With the focus this month being pet emergencies, our team would love to share our top tips on what to do – and what not to do! – when your pet is unwell.
What to do when your pet is unwell:
Do: Keep a diary of your pet’s activities and symptoms
When your pet is going through a period of unwellness, it can really help our assessment if you can keep track of their regular activities (such as any changes in their appetite, drinking, pooing, and urination), as well as any symptoms of unwellness (such as vomiting, diarrhoea or coughing).
It’s not uncommon that a pet is brought in for an unwellness consultation by a family member who is unsure about the pet’s recent health status. Unfortunately, that lack of up-to-date information can make it a little harder for us to work out what is going on!
Do: Keep an eye out for any particularly concerning symptoms.
Whilst we recommend a check-up as the safest option for any pet who is out of sorts, we strongly recommend an urgent veterinary assessment should your pet develop any of the following symptoms:
- Profuse or bloody vomiting or diarrhoea
- Straining to pass urine
- Not passing faeces for three or more days
- Generalised weakness or wobbliness

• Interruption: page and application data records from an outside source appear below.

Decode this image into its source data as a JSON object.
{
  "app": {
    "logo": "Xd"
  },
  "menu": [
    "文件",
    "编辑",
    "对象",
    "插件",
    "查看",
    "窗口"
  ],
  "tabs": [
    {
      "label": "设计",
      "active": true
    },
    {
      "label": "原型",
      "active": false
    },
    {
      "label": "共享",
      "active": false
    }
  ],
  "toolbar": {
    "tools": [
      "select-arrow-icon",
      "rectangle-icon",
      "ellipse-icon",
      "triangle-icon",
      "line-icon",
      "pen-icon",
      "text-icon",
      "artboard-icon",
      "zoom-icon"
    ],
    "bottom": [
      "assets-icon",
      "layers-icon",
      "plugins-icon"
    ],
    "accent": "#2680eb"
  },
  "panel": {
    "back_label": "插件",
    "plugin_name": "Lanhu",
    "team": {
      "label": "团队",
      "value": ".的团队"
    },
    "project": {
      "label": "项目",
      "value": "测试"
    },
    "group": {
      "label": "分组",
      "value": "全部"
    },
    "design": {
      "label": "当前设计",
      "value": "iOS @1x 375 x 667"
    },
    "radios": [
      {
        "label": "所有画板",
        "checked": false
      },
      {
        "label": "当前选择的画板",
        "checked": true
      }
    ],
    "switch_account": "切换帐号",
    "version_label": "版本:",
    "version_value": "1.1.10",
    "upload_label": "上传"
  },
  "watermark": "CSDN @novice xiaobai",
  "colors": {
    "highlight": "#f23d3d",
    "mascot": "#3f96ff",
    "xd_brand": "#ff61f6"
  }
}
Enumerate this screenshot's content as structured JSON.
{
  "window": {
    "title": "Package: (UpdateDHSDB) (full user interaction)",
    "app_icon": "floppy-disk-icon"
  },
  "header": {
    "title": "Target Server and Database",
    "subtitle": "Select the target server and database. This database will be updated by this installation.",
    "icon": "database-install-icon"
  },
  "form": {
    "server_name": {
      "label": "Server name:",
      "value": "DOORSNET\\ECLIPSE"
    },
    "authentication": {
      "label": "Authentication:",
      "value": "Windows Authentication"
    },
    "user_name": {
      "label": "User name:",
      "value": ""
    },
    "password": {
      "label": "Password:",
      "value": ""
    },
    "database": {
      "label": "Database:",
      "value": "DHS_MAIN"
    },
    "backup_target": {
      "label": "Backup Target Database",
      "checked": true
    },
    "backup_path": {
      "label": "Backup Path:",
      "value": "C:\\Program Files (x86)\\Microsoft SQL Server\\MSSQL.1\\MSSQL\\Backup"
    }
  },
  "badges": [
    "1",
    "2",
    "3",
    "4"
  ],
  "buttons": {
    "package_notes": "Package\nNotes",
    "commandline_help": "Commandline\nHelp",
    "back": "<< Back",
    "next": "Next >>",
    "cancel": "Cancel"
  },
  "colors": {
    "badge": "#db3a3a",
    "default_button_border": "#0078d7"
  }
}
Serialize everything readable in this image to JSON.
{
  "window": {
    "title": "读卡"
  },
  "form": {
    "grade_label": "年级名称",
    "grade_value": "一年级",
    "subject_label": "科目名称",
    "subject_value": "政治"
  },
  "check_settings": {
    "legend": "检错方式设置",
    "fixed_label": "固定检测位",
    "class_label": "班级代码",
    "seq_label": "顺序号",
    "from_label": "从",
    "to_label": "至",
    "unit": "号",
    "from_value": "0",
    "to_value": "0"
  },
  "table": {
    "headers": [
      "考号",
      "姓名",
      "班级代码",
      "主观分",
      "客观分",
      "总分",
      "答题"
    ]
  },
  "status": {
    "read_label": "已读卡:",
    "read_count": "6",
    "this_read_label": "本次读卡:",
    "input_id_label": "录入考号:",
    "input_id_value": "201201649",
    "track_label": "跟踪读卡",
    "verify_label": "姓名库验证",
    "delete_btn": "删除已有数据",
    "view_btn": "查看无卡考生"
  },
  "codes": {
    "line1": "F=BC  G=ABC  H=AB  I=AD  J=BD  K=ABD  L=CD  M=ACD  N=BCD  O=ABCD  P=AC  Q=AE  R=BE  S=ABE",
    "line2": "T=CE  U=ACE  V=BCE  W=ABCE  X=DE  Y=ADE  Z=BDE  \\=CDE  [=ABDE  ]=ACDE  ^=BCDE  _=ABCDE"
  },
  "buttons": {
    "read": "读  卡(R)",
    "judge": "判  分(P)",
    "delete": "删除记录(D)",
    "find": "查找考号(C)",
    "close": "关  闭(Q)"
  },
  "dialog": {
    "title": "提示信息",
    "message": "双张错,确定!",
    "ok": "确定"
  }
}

- Confusion or seizures
- Significant pain
- Breathing difficulties
Do: Offer your pet regular access to water
When your pet feels under the weather, try to help them stay hydrated. If they might not be drinking enough, bring water to them every 1-2 hours during the day to offer them a drink, or try adding small amounts of tuna springwater or low sodium chicken broth to their water to tempt them.
Do: When in doubt, phone our team promptly for advice!
Rest assured, we are always happy to advise on what to do if you have any concerns about your pet. Sometimes, we can recommend TLC measures and monitoring for your pet at home. However, if we are concerned, we will advise a veterinary check-up.
What not to do when your pet is unwell:
Don’t: Consult the internet or try home remedies
Unfortunately, some of the pet care information on the internet is not medically correct. It may be unsuitable or even harmful for your pet.
Whilst some simple home treatments (such as bland diets in the case of gastrointestinal upset or gentle saline flushing for eye irritation) can be helpful to try in milder cases of unwellness, others are ineffective, outdated, or even potentially unsafe for your pet.
It’s always recommended to consult a veterinary professional for personalised advice on your pet’s health.
Don’t: Use leftover medications from another pet
Whilst it can be tempting to try prescription veterinary medications that have previously been dispensed for another pet, this can unfortunately be unsafe, too.
When we prescribe a medication to a particular pet, we first consider their weight, their current diagnosis, any other medications they may be on, and any other concurrent health issues they may have. Not every medication suits every pet, and they may cause harm if misused.
The bottom line? If you have any concerns about your pet, please consult our experienced team – we’re here to help!